The provider had systems and process in place to ensure care workers were appropriately recruited into the service and had the necessary skills and personality to support individuals with their everyday needs and preferences.

Care plans included information to ensure staff were informed and respectful of people's cultural and spiritual needs.

People were supported to maintain a healthy and balanced diet. Care plans contained details of people's preferences and any specific dietary needs they had, for example, whether they were diabetic, had any allergies or religious needs.

Care workers had a good understanding of people's needs and were kind and caring. They understood the importance of respecting people's dignity and upholding their right to privacy.
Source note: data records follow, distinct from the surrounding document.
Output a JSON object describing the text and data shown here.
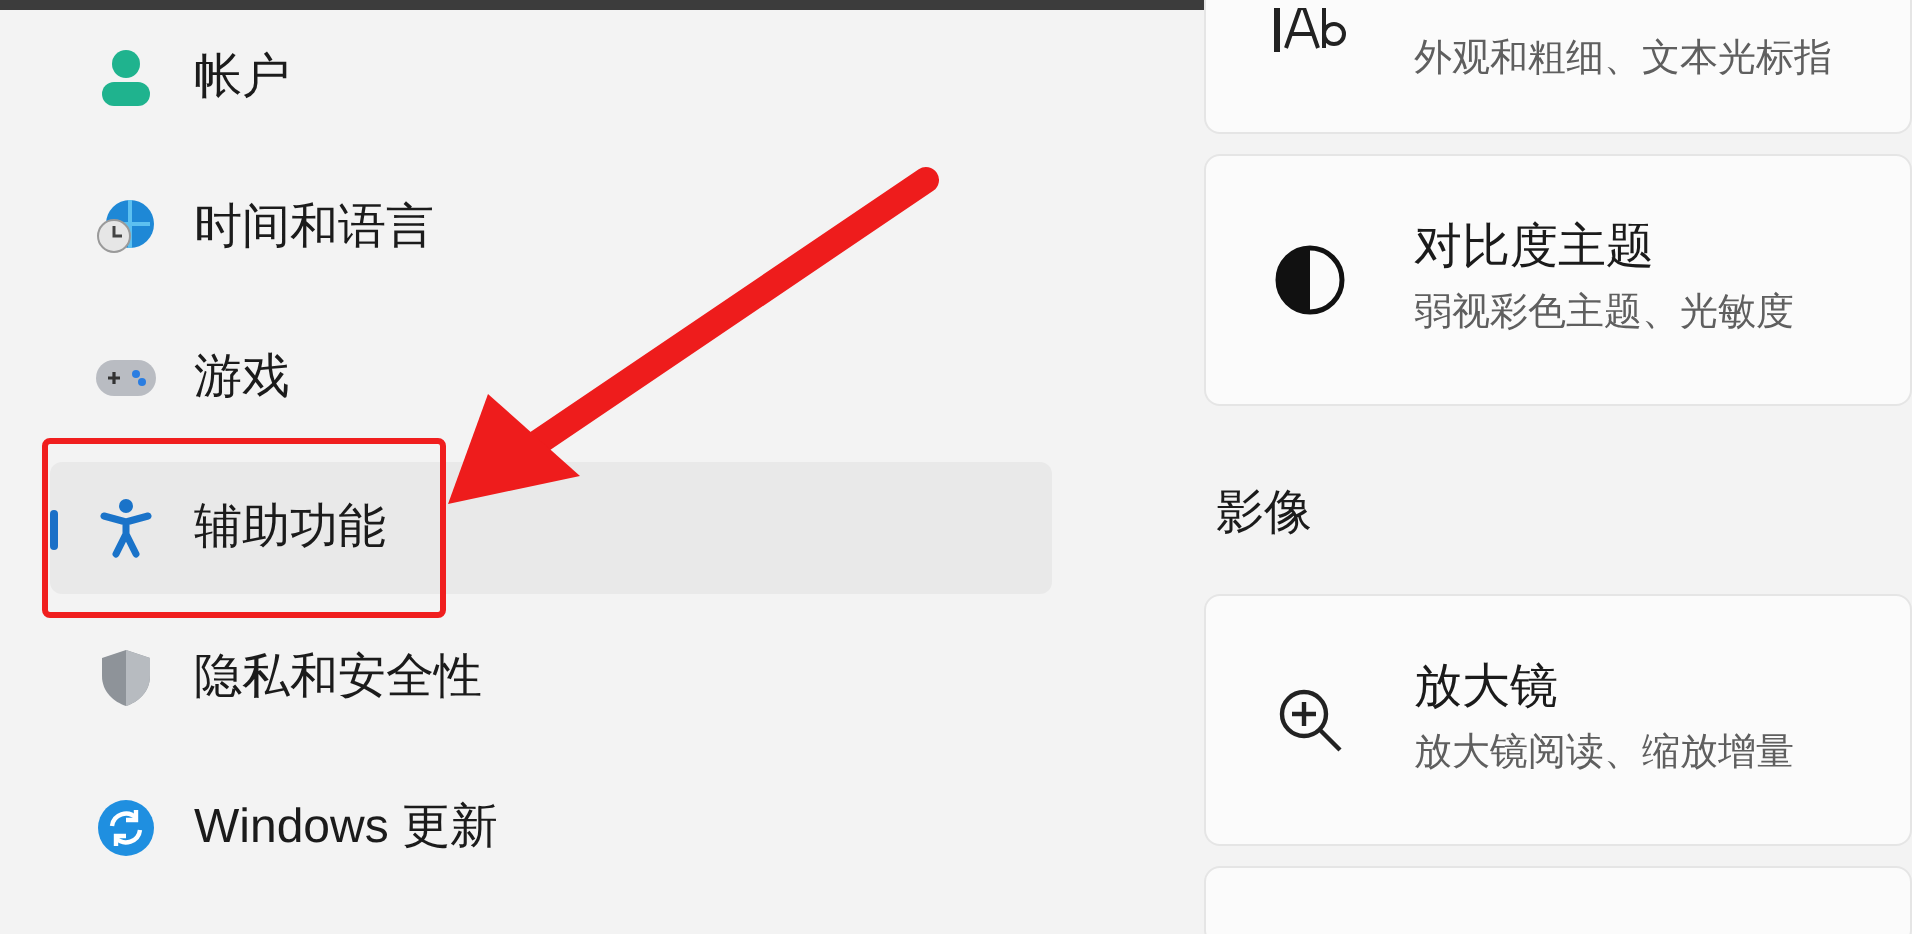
{
  "sidebar": {
    "items": [
      {
        "kind": "account",
        "label": "帐户",
        "selected": false
      },
      {
        "kind": "time",
        "label": "时间和语言",
        "selected": false
      },
      {
        "kind": "gaming",
        "label": "游戏",
        "selected": false
      },
      {
        "kind": "accessibility",
        "label": "辅助功能",
        "selected": true
      },
      {
        "kind": "privacy",
        "label": "隐私和安全性",
        "selected": false
      },
      {
        "kind": "update",
        "label": "Windows 更新",
        "selected": false
      }
    ]
  },
  "top_cards": [
    {
      "kind": "text-cursor",
      "description": "外观和粗细、文本光标指"
    },
    {
      "kind": "contrast",
      "title": "对比度主题",
      "description": "弱视彩色主题、光敏度"
    }
  ],
  "section": {
    "heading": "影像",
    "cards": [
      {
        "kind": "magnifier",
        "title": "放大镜",
        "description": "放大镜阅读、缩放增量"
      }
    ]
  },
  "annotations": {
    "highlight_frame": true,
    "arrow": true
  }
}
There was information available on how to express concerns and complaints. People were encouraged and supported to raise their concerns and processes were in place to ensure these were responded to.

An activities coordinator supported people to live fulfilled meaningful lives and enjoy activities that interested them.

Inspection areas



Updated 28 July 2018

The service was safe.

People received support to take their medicines safely as prescribed.

Risks associated with people’s care and support were managed safely without unnecessary restrictions.

Staff had received training to keep people safe from abuse.



Updated 28 July 2018

The service was effective.

Staff were supported to ensure they had the appropriate skills and knowledge to carry out their role.

Peoples were supported to understand and make informed decisions. Where they were assessed as not having capacity to do this, the provider followed processes under the Mental Capacity Act.

People were supported to maintain and improve their health and wellbeing. Any dietary needs were assessed and supported.



Updated 28 July 2018

The service was caring.

People were treated with dignity and respect by staff who understood the importance of this.

People were involved in decisions about their care and support.

Staff understood how to communicate with people in a way they understood.



Updated 28 July 2018

The service was responsive.

Care plans included information to ensure staff provided care and support that was individualised.

People were supported to live meaningful lives and enjoy activities of their choosing.

People were supported to raise any concerns or complaints and systems were in place to record and learn from any outcomes.



Updated 28 July 2018

The service was well-led.

Audits and checks were completed to maintain and improve the service.

The provider maintained good links with other health professionals to maintain best practice and support people with their individual needs.

The provider completed consultations and used feedback to help shape the service.